(Provided data Opens)

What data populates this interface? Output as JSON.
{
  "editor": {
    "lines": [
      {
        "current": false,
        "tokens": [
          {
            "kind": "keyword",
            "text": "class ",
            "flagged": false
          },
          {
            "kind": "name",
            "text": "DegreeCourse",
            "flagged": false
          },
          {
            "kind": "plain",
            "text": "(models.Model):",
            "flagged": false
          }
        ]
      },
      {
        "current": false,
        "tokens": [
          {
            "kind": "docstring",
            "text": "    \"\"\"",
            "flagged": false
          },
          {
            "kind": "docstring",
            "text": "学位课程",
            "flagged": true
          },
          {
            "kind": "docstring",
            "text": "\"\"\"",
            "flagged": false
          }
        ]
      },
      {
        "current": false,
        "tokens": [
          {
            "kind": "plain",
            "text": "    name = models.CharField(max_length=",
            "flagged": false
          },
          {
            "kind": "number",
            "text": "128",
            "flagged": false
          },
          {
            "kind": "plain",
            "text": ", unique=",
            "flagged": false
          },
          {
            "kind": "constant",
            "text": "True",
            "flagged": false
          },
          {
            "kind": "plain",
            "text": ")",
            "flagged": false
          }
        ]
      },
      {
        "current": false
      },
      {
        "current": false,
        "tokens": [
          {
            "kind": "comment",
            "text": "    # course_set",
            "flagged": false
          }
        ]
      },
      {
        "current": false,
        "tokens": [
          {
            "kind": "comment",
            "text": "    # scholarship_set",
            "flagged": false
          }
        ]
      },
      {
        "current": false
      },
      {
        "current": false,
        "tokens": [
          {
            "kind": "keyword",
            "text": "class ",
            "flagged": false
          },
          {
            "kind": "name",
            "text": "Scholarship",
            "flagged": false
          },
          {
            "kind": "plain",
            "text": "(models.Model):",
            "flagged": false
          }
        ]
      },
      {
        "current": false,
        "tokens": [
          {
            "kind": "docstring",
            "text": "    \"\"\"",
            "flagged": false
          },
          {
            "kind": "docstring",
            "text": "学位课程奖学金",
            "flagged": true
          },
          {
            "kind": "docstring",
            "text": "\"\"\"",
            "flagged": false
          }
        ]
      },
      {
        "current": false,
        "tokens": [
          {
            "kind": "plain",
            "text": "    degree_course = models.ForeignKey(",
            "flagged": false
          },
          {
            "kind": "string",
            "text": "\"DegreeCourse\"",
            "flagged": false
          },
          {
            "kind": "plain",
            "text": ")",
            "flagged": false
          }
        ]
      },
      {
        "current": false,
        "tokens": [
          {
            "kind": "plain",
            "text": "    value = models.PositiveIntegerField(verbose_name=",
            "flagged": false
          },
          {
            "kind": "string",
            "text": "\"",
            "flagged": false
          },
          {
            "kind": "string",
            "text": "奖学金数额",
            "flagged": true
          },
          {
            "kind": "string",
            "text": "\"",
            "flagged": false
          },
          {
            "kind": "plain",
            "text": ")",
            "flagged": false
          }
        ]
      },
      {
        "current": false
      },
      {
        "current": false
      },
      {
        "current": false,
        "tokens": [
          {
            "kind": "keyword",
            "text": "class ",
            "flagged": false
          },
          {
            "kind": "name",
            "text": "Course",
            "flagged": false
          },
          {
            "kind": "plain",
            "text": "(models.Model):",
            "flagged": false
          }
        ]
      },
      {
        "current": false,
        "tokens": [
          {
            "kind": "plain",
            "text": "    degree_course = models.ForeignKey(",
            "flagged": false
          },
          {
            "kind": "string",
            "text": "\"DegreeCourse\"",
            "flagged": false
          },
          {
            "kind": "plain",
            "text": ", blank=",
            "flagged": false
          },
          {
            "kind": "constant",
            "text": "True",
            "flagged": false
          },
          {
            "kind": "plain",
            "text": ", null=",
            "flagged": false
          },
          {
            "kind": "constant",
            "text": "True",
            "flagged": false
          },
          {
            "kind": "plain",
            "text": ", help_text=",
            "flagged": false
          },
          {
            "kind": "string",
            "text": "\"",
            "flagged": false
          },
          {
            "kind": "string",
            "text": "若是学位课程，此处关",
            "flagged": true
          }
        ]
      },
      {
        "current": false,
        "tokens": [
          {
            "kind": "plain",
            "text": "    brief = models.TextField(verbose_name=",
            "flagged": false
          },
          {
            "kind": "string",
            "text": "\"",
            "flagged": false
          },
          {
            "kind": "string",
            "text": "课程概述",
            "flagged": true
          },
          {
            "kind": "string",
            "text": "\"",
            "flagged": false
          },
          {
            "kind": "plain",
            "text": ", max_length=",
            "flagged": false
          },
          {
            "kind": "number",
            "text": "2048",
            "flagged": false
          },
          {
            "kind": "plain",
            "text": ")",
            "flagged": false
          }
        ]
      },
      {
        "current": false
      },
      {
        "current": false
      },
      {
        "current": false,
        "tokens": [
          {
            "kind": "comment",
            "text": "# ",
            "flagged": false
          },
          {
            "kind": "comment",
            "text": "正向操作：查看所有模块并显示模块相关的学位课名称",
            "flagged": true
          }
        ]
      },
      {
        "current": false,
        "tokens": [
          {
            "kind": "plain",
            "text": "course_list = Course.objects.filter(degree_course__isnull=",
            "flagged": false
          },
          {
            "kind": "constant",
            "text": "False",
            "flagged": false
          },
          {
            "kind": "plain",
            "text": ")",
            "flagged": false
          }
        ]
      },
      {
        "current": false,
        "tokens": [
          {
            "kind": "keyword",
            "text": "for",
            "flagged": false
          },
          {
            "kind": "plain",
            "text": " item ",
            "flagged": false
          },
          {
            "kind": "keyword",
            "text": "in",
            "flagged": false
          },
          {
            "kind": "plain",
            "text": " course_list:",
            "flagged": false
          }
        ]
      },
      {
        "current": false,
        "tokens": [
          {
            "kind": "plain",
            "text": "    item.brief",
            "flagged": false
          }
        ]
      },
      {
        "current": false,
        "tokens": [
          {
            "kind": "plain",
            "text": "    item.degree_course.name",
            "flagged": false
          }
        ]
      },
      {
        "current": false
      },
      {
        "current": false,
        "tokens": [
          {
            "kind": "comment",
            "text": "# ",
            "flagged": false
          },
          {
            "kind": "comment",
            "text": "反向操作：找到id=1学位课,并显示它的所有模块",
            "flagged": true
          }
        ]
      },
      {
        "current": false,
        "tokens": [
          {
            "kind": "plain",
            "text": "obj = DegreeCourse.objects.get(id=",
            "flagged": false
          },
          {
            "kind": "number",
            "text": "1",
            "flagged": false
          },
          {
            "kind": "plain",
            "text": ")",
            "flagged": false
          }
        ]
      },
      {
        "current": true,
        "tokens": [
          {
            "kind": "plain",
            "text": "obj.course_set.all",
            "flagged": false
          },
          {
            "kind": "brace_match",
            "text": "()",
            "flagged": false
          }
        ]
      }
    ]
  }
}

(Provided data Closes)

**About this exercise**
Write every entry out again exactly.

**Exercise result**
What data populates this interface? Output as JSON.
{
  "editor": {
    "lines": [
      {
        "current": false,
        "tokens": [
          {
            "kind": "keyword",
            "text": "class ",
            "flagged": false
          },
          {
            "kind": "name",
            "text": "DegreeCourse",
            "flagged": false
          },
          {
            "kind": "plain",
            "text": "(models.Model):",
            "flagged": false
          }
        ]
      },
      {
        "current": false,
        "tokens": [
          {
            "kind": "docstring",
            "text": "    \"\"\"",
            "flagged": false
          },
          {
            "kind": "docstring",
            "text": "学位课程",
            "flagged": true
          },
          {
            "kind": "docstring",
            "text": "\"\"\"",
            "flagged": false
          }
        ]
      },
      {
        "current": false,
        "tokens": [
          {
            "kind": "plain",
            "text": "    name = models.CharField(max_length=",
            "flagged": false
          },
          {
            "kind": "number",
            "text": "128",
            "flagged": false
          },
          {
            "kind": "plain",
            "text": ", unique=",
            "flagged": false
          },
          {
            "kind": "constant",
            "text": "True",
            "flagged": false
          },
          {
            "kind": "plain",
            "text": ")",
            "flagged": false
          }
        ]
      },
      {
        "current": false
      },
      {
        "current": false,
        "tokens": [
          {
            "kind": "comment",
            "text": "    # course_set",
            "flagged": false
          }
        ]
      },
      {
        "current": false,
        "tokens": [
          {
            "kind": "comment",
            "text": "    # scholarship_set",
            "flagged": false
          }
        ]
      },
      {
        "current": false
      },
      {
        "current": false,
        "tokens": [
          {
            "kind": "keyword",
            "text": "class ",
            "flagged": false
          },
          {
            "kind": "name",
            "text": "Scholarship",
            "flagged": false
          },
          {
            "kind": "plain",
            "text": "(models.Model):",
            "flagged": false
          }
        ]
      },
      {
        "current": false,
        "tokens": [
          {
            "kind": "docstring",
            "text": "    \"\"\"",
            "flagged": false
          },
          {
            "kind": "docstring",
            "text": "学位课程奖学金",
            "flagged": true
          },
          {
            "kind": "docstring",
            "text": "\"\"\"",
            "flagged": false
          }
        ]
      },
      {
        "current": false,
        "tokens": [
          {
            "kind": "plain",
            "text": "    degree_course = models.ForeignKey(",
            "flagged": false
          },
          {
            "kind": "string",
            "text": "\"DegreeCourse\"",
            "flagged": false
          },
          {
            "kind": "plain",
            "text": ")",
            "flagged": false
          }
        ]
      },
      {
        "current": false,
        "tokens": [
          {
            "kind": "plain",
            "text": "    value = models.PositiveIntegerField(verbose_name=",
            "flagged": false
          },
          {
            "kind": "string",
            "text": "\"",
            "flagged": false
          },
          {
            "kind": "string",
            "text": "奖学金数额",
            "flagged": true
          },
          {
            "kind": "string",
            "text": "\"",
            "flagged": false
          },
          {
            "kind": "plain",
            "text": ")",
            "flagged": false
          }
        ]
      },
      {
        "current": false
      },
      {
        "current": false
      },
      {
        "current": false,
        "tokens": [
          {
            "kind": "keyword",
            "text": "class ",
            "flagged": false
          },
          {
            "kind": "name",
            "text": "Course",
            "flagged": false
          },
          {
            "kind": "plain",
            "text": "(models.Model):",
            "flagged": false
          }
        ]
      },
      {
        "current": false,
        "tokens": [
          {
            "kind": "plain",
            "text": "    degree_course = models.ForeignKey(",
            "flagged": false
          },
          {
            "kind": "string",
            "text": "\"DegreeCourse\"",
            "flagged": false
          },
          {
            "kind": "plain",
            "text": ", blank=",
            "flagged": false
          },
          {
            "kind": "constant",
            "text": "True",
            "flagged": false
          },
          {
            "kind": "plain",
            "text": ", null=",
            "flagged": false
          },
          {
            "kind": "constant",
            "text": "True",
            "flagged": false
          },
          {
            "kind": "plain",
            "text": ", help_text=",
            "flagged": false
          },
          {
            "kind": "string",
            "text": "\"",
            "flagged": false
          },
          {
            "kind": "string",
            "text": "若是学位课程，此处关",
            "flagged": true
          }
        ]
      },
      {
        "current": false,
        "tokens": [
          {
            "kind": "plain",
            "text": "    brief = models.TextField(verbose_name=",
            "flagged": false
          },
          {
            "kind": "string",
            "text": "\"",
            "flagged": false
          },
          {
            "kind": "string",
            "text": "课程概述",
            "flagged": true
          },
          {
            "kind": "string",
            "text": "\"",
            "flagged": false
          },
          {
            "kind": "plain",
            "text": ", max_length=",
            "flagged": false
          },
          {
            "kind": "number",
            "text": "2048",
            "flagged": false
          },
          {
            "kind": "plain",
            "text": ")",
            "flagged": false
          }
        ]
      },
      {
        "current": false
      },
      {
        "current": false
      },
      {
        "current": false,
        "tokens": [
          {
            "kind": "comment",
            "text": "# ",
            "flagged": false
          },
          {
            "kind": "comment",
            "text": "正向操作：查看所有模块并显示模块相关的学位课名称",
            "flagged": true
          }
        ]
      },
      {
        "current": false,
        "tokens": [
          {
            "kind": "plain",
            "text": "course_list = Course.objects.filter(degree_course__isnull=",
            "flagged": false
          },
          {
            "kind": "constant",
            "text": "False",
            "flagged": false
          },
          {
            "kind": "plain",
            "text": ")",
            "flagged": false
          }
        ]
      },
      {
        "current": false,
        "tokens": [
          {
            "kind": "keyword",
            "text": "for",
            "flagged": false
          },
          {
            "kind": "plain",
            "text": " item ",
            "flagged": false
          },
          {
            "kind": "keyword",
            "text": "in",
            "flagged": false
          },
          {
            "kind": "plain",
            "text": " course_list:",
            "flagged": false
          }
        ]
      },
      {
        "current": false,
        "tokens": [
          {
            "kind": "plain",
            "text": "    item.brief",
            "flagged": false
          }
        ]
      },
      {
        "current": false,
        "tokens": [
          {
            "kind": "plain",
            "text": "    item.degree_course.name",
            "flagged": false
          }
        ]
      },
      {
        "current": false
      },
      {
        "current": false,
        "tokens": [
          {
            "kind": "comment",
            "text": "# ",
            "flagged": false
          },
          {
            "kind": "comment",
            "text": "反向操作：找到id=1学位课,并显示它的所有模块",
            "flagged": true
          }
        ]
      },
      {
        "current": false,
        "tokens": [
          {
            "kind": "plain",
            "text": "obj = DegreeCourse.objects.get(id=",
            "flagged": false
          },
          {
            "kind": "number",
            "text": "1",
            "flagged": false
          },
          {
            "kind": "plain",
            "text": ")",
            "flagged": false
          }
        ]
      },
      {
        "current": true,
        "tokens": [
          {
            "kind": "plain",
            "text": "obj.course_set.all",
            "flagged": false
          },
          {
            "kind": "brace_match",
            "text": "()",
            "flagged": false
          }
        ]
      }
    ]
  }
}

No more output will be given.